POW/MIA Remembrance Day
(Third Friday of September)
Thousands are still missing
From those Wars of the past
Slowly, some are coming home
To grieving Families, at last.
Some found in unmarked graves
On foreign lands across the sea
With the science of DNA
To reveal, their true identity.
JPAC was formed to find them
Around fourteen hundred, to date
And for loved ones seeking closure
It surely, never is, too late.
They think, forty thousand left
They might be able to recover
As they follow leads and tips
From, one country to another.
Some remains, may be lost forever
Like those Heroes, resting in the Deep
But, to bring those others home
Is a solemn promise, we must keep.
It's a very noble thing they do
As, they go, and search, and find
Those, who died for our Country
For, we must, leave no one behind.
Every year we have a special day
To, remember those still lost
To, renew that promise to them
No matter what, it may cost.
Del "Abe" Jones
Media: For More Info: Randy Gaddo (770) 629-2613 or (770) 631-2542
For Immediate Release
Veterans/Family Groups Remember Fallen Heroes 25 Years Later
Beirut Remembrance Will Be Held Oct. 23, 2008 in Jacksonville, N.C.
Families and fellow service members will honor fallen heroes who were killed 25 years ago on October 23, 1983 in Beirut, Lebanon. On that day, a terrorist truck bomb exploded in a barracks, killing 220 Marines, 18 sailors and 3 soldiers and injuring many others.

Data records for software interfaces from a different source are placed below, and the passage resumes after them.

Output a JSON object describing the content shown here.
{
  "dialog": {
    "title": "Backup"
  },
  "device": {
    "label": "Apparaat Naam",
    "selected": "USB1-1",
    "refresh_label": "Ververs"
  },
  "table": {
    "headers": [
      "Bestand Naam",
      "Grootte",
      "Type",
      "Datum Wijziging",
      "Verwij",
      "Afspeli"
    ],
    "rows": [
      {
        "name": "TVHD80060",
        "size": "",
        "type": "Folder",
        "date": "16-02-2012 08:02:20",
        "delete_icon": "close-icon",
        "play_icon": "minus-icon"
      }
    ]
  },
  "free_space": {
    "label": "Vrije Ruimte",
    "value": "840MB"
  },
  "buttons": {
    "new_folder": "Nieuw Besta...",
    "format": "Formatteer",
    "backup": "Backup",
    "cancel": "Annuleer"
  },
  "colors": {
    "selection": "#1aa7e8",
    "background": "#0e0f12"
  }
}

Thousands will attend the 25th Remembrance October 23, 2008 near Camp Lejeune, in Jacksonville, N.C., home of the Beirut Memorial. The memorial includes a wall with the names of American service men killed during the multinational "peacekeeping" mission in Beirut, Lebanon from 1982-84 and during the Grenada humanitarian rescue mission in October 1983. In all, 273 gave their lives in the name of freedom and peace there between 1982-84 and many others were injured, some permanently.
The city of Jacksonville, N.C. and Marine Corps Base Camp Lejeune have facilitated the Remembrance each year since 1984.

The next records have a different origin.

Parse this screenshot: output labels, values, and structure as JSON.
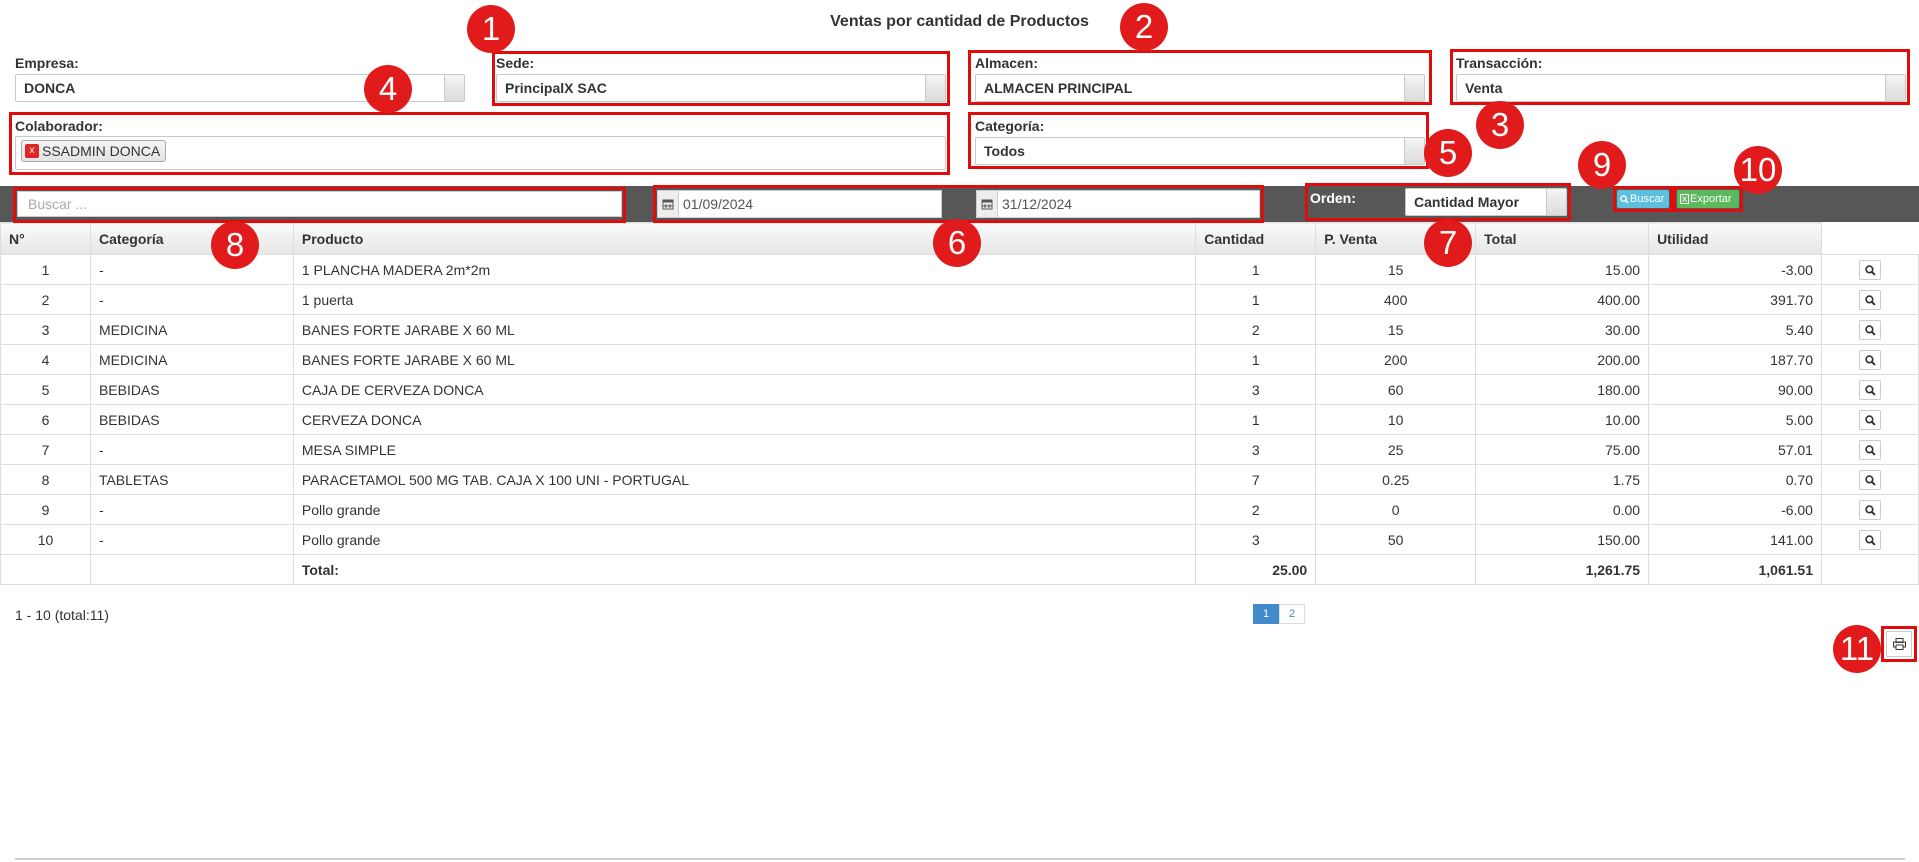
{
  "title": "Ventas por cantidad de Productos",
  "filters": {
    "empresa": {
      "label": "Empresa:",
      "value": "DONCA"
    },
    "sede": {
      "label": "Sede:",
      "value": "PrincipalX SAC"
    },
    "almacen": {
      "label": "Almacen:",
      "value": "ALMACEN PRINCIPAL"
    },
    "transaccion": {
      "label": "Transacción:",
      "value": "Venta"
    },
    "colaborador": {
      "label": "Colaborador:",
      "tag": "SSADMIN DONCA",
      "tag_remove": "x"
    },
    "categoria": {
      "label": "Categoría:",
      "value": "Todos"
    }
  },
  "toolbar": {
    "search_placeholder": "Buscar ...",
    "date_from": "01/09/2024",
    "date_to": "31/12/2024",
    "orden_label": "Orden:",
    "orden_value": "Cantidad Mayor",
    "buscar_label": "Buscar",
    "exportar_label": "Exportar"
  },
  "table": {
    "headers": [
      "N°",
      "Categoría",
      "Producto",
      "Cantidad",
      "P. Venta",
      "Total",
      "Utilidad",
      ""
    ],
    "rows": [
      [
        "1",
        "-",
        "1 PLANCHA MADERA 2m*2m",
        "1",
        "15",
        "15.00",
        "-3.00"
      ],
      [
        "2",
        "-",
        "1 puerta",
        "1",
        "400",
        "400.00",
        "391.70"
      ],
      [
        "3",
        "MEDICINA",
        "BANES FORTE JARABE X 60 ML",
        "2",
        "15",
        "30.00",
        "5.40"
      ],
      [
        "4",
        "MEDICINA",
        "BANES FORTE JARABE X 60 ML",
        "1",
        "200",
        "200.00",
        "187.70"
      ],
      [
        "5",
        "BEBIDAS",
        "CAJA DE CERVEZA DONCA",
        "3",
        "60",
        "180.00",
        "90.00"
      ],
      [
        "6",
        "BEBIDAS",
        "CERVEZA DONCA",
        "1",
        "10",
        "10.00",
        "5.00"
      ],
      [
        "7",
        "-",
        "MESA SIMPLE",
        "3",
        "25",
        "75.00",
        "57.01"
      ],
      [
        "8",
        "TABLETAS",
        "PARACETAMOL 500 MG TAB. CAJA X 100 UNI - PORTUGAL",
        "7",
        "0.25",
        "1.75",
        "0.70"
      ],
      [
        "9",
        "-",
        "Pollo grande",
        "2",
        "0",
        "0.00",
        "-6.00"
      ],
      [
        "10",
        "-",
        "Pollo grande",
        "3",
        "50",
        "150.00",
        "141.00"
      ]
    ],
    "total_label": "Total:",
    "total_cantidad": "25.00",
    "total_total": "1,261.75",
    "total_utilidad": "1,061.51"
  },
  "pagination": {
    "summary": "1 - 10 (total:11)",
    "pages": [
      "1",
      "2"
    ],
    "active_page": "1"
  },
  "markers": [
    "1",
    "2",
    "3",
    "4",
    "5",
    "6",
    "7",
    "8",
    "9",
    "10",
    "11"
  ],
  "colors": {
    "marker": "#e11b1b",
    "toolbar": "#575757",
    "buscar": "#5bc0de",
    "exportar": "#5cb85c",
    "active_page": "#428bca"
  },
  "icons": [
    "calendar-icon",
    "search-icon",
    "excel-icon",
    "zoom-icon",
    "print-icon",
    "remove-tag-icon"
  ]
}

The Remembrance also honors the service of those who participated 50 years ago during a similar 1958 Beirut operation.
At the time of the 1983 bombing, it was the most serious terrorist act against Americans ever experienced, and a precursor of what was to come. Parallels have been drawn between it and the September 11, 2001 terrorist attacks in New York, Washington D.C. and Pennsylvania. Some of the same terrorists were involved in both.
The 1,000-member Beirut Veterans of America is a veteran's group formed in 1992 to ensure that the service men killed in Beirut are always remembered. The Beirut Connection is a group of families who joined together soon after the bombing to mourn their deceased men in Beirut and have stayed together since.
The 25th Remembrance will feature a candlelight vigil at the Memorial at 6 a.m. on October 23rd, where all the names on the wall will be read aloud.
"Reading their names aloud ensures that these men are remembered for their courage and their sacrifice," says Bob Jordan, a retired Marine Corps major and the founding president of the BVA. This sentiment echoes the BVA motto, "The First Duty is to Remember." "For just that brief moment, they walk again among us," said Jordan.
At 10:30 a.m. on the 23rd, there will be a special ceremony held at the Memorial, featuring guest speakers, military band music and attended by hundreds of family and fellow service members.
President Ronald Reagan first sent U.S. military services to Beirut in 1982 to assist in the evacuation of 600 civilians from 2 dozen countries out of Beirut when political unrest made the area unsafe. Later, U.S. Marines helped see to the safe evacuation of Yassar Arafat and his 15,000-man PLO army from Beirut.
Marines were called in again as part of a multi-national peacekeeping force to try and keep the peace while Lebanon's government had a chance to reform after the assassination of President Bashir Gemayel. Meanwhile, President Reagan authorized a successful military intervention to rescue American students threatened by a communist regime in Grenada. The unit that was on ships heading to Beirut to relieve the Marine unit decimated by the bombing was diverted to carry out the Grenada mission.
The Beirut deployment started quietly, but gradually hostilities among the many warring factions in Beirut drew the Marines into increasing levels of involvement. The hostilities peaked with the truck bombing and continued until President Reagan withdrew the forces in February 1984.
U.S. service members had also been sent to Beirut in 1958 on a similar mission, but one that ended without a similar deadly turn of events as in the 1982-84 deployment. The 1958 deployment is credited with delaying the Lebanese civil war for almost two decades.
Those interested in more information or photos about the U.S. in Beirut can go to the official BVA website at www.beirutveterans.org.